Your output should repeat the entries below exactly. It should contain no images.

→ SUPPLIED DATA:
===============

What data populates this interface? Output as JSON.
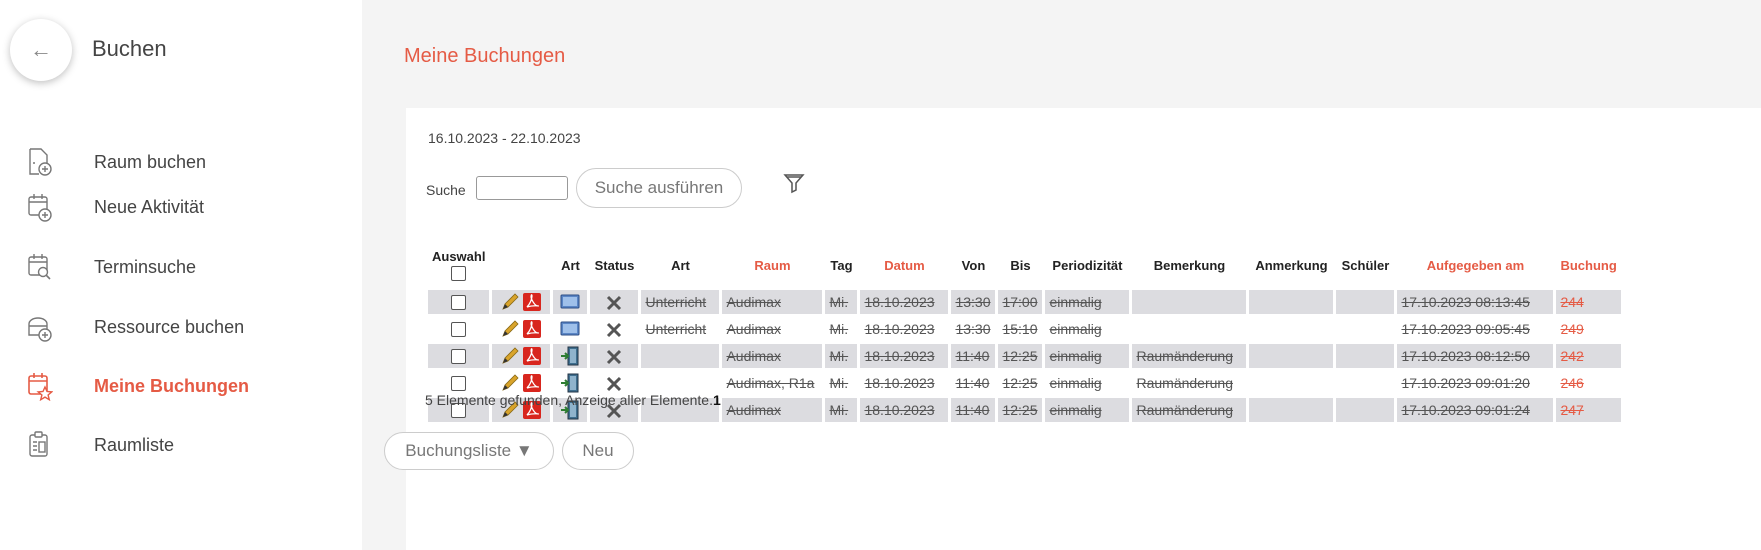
{
  "sidebar": {
    "back_icon": "arrow-left-icon",
    "title": "Buchen",
    "items": [
      {
        "label": "Raum buchen",
        "icon": "file-plus-icon",
        "active": false
      },
      {
        "label": "Neue Aktivität",
        "icon": "calendar-plus-icon",
        "active": false
      },
      {
        "label": "Terminsuche",
        "icon": "calendar-search-icon",
        "active": false
      },
      {
        "label": "Ressource buchen",
        "icon": "resource-plus-icon",
        "active": false
      },
      {
        "label": "Meine Buchungen",
        "icon": "calendar-star-icon",
        "active": true
      },
      {
        "label": "Raumliste",
        "icon": "room-list-icon",
        "active": false
      }
    ]
  },
  "main": {
    "title": "Meine Buchungen",
    "date_range": "16.10.2023 - 22.10.2023",
    "search_label": "Suche",
    "search_value": "",
    "search_button": "Suche ausführen",
    "filter_icon": "filter-icon",
    "table": {
      "headers": [
        "Auswahl",
        "",
        "Art",
        "Status",
        "Art",
        "Raum",
        "Tag",
        "Datum",
        "Von",
        "Bis",
        "Periodizität",
        "Bemerkung",
        "Anmerkung",
        "Schüler",
        "Aufgegeben am",
        "Buchung"
      ],
      "rows": [
        {
          "art_icon": "monitor-icon",
          "art": "Unterricht",
          "raum": "Audimax",
          "tag": "Mi.",
          "datum": "18.10.2023",
          "von": "13:30",
          "bis": "17:00",
          "periodizitaet": "einmalig",
          "bemerkung": "",
          "anmerkung": "",
          "schueler": "",
          "aufgegeben": "17.10.2023 08:13:45",
          "buchung": "244"
        },
        {
          "art_icon": "monitor-icon",
          "art": "Unterricht",
          "raum": "Audimax",
          "tag": "Mi.",
          "datum": "18.10.2023",
          "von": "13:30",
          "bis": "15:10",
          "periodizitaet": "einmalig",
          "bemerkung": "",
          "anmerkung": "",
          "schueler": "",
          "aufgegeben": "17.10.2023 09:05:45",
          "buchung": "249"
        },
        {
          "art_icon": "room-change-icon",
          "art": "",
          "raum": "Audimax",
          "tag": "Mi.",
          "datum": "18.10.2023",
          "von": "11:40",
          "bis": "12:25",
          "periodizitaet": "einmalig",
          "bemerkung": "Raumänderung",
          "anmerkung": "",
          "schueler": "",
          "aufgegeben": "17.10.2023 08:12:50",
          "buchung": "242"
        },
        {
          "art_icon": "room-change-icon",
          "art": "",
          "raum": "Audimax, R1a",
          "tag": "Mi.",
          "datum": "18.10.2023",
          "von": "11:40",
          "bis": "12:25",
          "periodizitaet": "einmalig",
          "bemerkung": "Raumänderung",
          "anmerkung": "",
          "schueler": "",
          "aufgegeben": "17.10.2023 09:01:20",
          "buchung": "246"
        },
        {
          "art_icon": "room-change-icon",
          "art": "",
          "raum": "Audimax",
          "tag": "Mi.",
          "datum": "18.10.2023",
          "von": "11:40",
          "bis": "12:25",
          "periodizitaet": "einmalig",
          "bemerkung": "Raumänderung",
          "anmerkung": "",
          "schueler": "",
          "aufgegeben": "17.10.2023 09:01:24",
          "buchung": "247"
        }
      ]
    },
    "found_text": "5 Elemente gefunden, Anzeige aller Elemente.",
    "found_page": "1",
    "buchungsliste_button": "Buchungsliste ▼",
    "neu_button": "Neu"
  },
  "colors": {
    "accent": "#e55b45",
    "row_shade": "#dcdce0"
  }
}
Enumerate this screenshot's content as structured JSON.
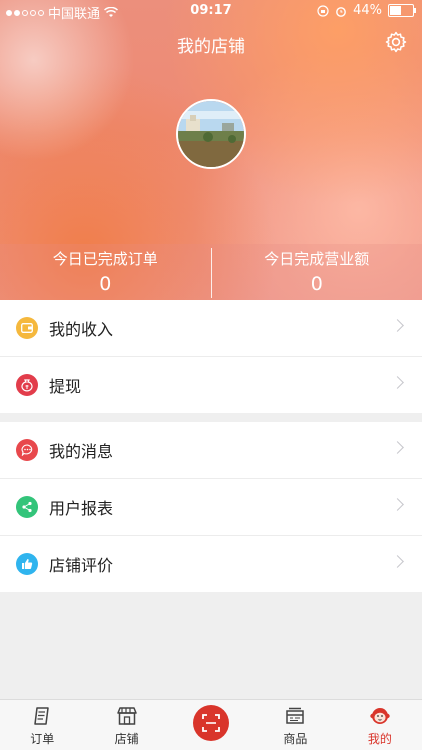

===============

→ OUTPUT OF THE EXERCISE:
What data populates this interface? Output as JSON.
{
  "sidebar": {
    "back_icon": "arrow-left-icon",
    "title": "Buchen",
    "items": [
      {
        "label": "Raum buchen",
        "icon": "file-plus-icon",
        "active": false
      },
      {
        "label": "Neue Aktivität",
        "icon": "calendar-plus-icon",
        "active": false
      },
      {
        "label": "Terminsuche",
        "icon": "calendar-search-icon",
        "active": false
      },
      {
        "label": "Ressource buchen",
        "icon": "resource-plus-icon",
        "active": false
      },
      {
        "label": "Meine Buchungen",
        "icon": "calendar-star-icon",
        "active": true
      },
      {
        "label": "Raumliste",
        "icon": "room-list-icon",
        "active": false
      }
    ]
  },
  "main": {
    "title": "Meine Buchungen",
    "date_range": "16.10.2023 - 22.10.2023",
    "search_label": "Suche",
    "search_value": "",
    "search_button": "Suche ausführen",
    "filter_icon": "filter-icon",
    "table": {
      "headers": [
        "Auswahl",
        "",
        "Art",
        "Status",
        "Art",
        "Raum",
        "Tag",
        "Datum",
        "Von",
        "Bis",
        "Periodizität",
        "Bemerkung",
        "Anmerkung",
        "Schüler",
        "Aufgegeben am",
        "Buchung"
      ],
      "rows": [
        {
          "art_icon": "monitor-icon",
          "art": "Unterricht",
          "raum": "Audimax",
          "tag": "Mi.",
          "datum": "18.10.2023",
          "von": "13:30",
          "bis": "17:00",
          "periodizitaet": "einmalig",
          "bemerkung": "",
          "anmerkung": "",
          "schueler": "",
          "aufgegeben": "17.10.2023 08:13:45",
          "buchung": "244"
        },
        {
          "art_icon": "monitor-icon",
          "art": "Unterricht",
          "raum": "Audimax",
          "tag": "Mi.",
          "datum": "18.10.2023",
          "von": "13:30",
          "bis": "15:10",
          "periodizitaet": "einmalig",
          "bemerkung": "",
          "anmerkung": "",
          "schueler": "",
          "aufgegeben": "17.10.2023 09:05:45",
          "buchung": "249"
        },
        {
          "art_icon": "room-change-icon",
          "art": "",
          "raum": "Audimax",
          "tag": "Mi.",
          "datum": "18.10.2023",
          "von": "11:40",
          "bis": "12:25",
          "periodizitaet": "einmalig",
          "bemerkung": "Raumänderung",
          "anmerkung": "",
          "schueler": "",
          "aufgegeben": "17.10.2023 08:12:50",
          "buchung": "242"
        },
        {
          "art_icon": "room-change-icon",
          "art": "",
          "raum": "Audimax, R1a",
          "tag": "Mi.",
          "datum": "18.10.2023",
          "von": "11:40",
          "bis": "12:25",
          "periodizitaet": "einmalig",
          "bemerkung": "Raumänderung",
          "anmerkung": "",
          "schueler": "",
          "aufgegeben": "17.10.2023 09:01:20",
          "buchung": "246"
        },
        {
          "art_icon": "room-change-icon",
          "art": "",
          "raum": "Audimax",
          "tag": "Mi.",
          "datum": "18.10.2023",
          "von": "11:40",
          "bis": "12:25",
          "periodizitaet": "einmalig",
          "bemerkung": "Raumänderung",
          "anmerkung": "",
          "schueler": "",
          "aufgegeben": "17.10.2023 09:01:24",
          "buchung": "247"
        }
      ]
    },
    "found_text": "5 Elemente gefunden, Anzeige aller Elemente.",
    "found_page": "1",
    "buchungsliste_button": "Buchungsliste ▼",
    "neu_button": "Neu"
  },
  "colors": {
    "accent": "#e55b45",
    "row_shade": "#dcdce0"
  }
}
Enumerate this screenshot's content as structured JSON.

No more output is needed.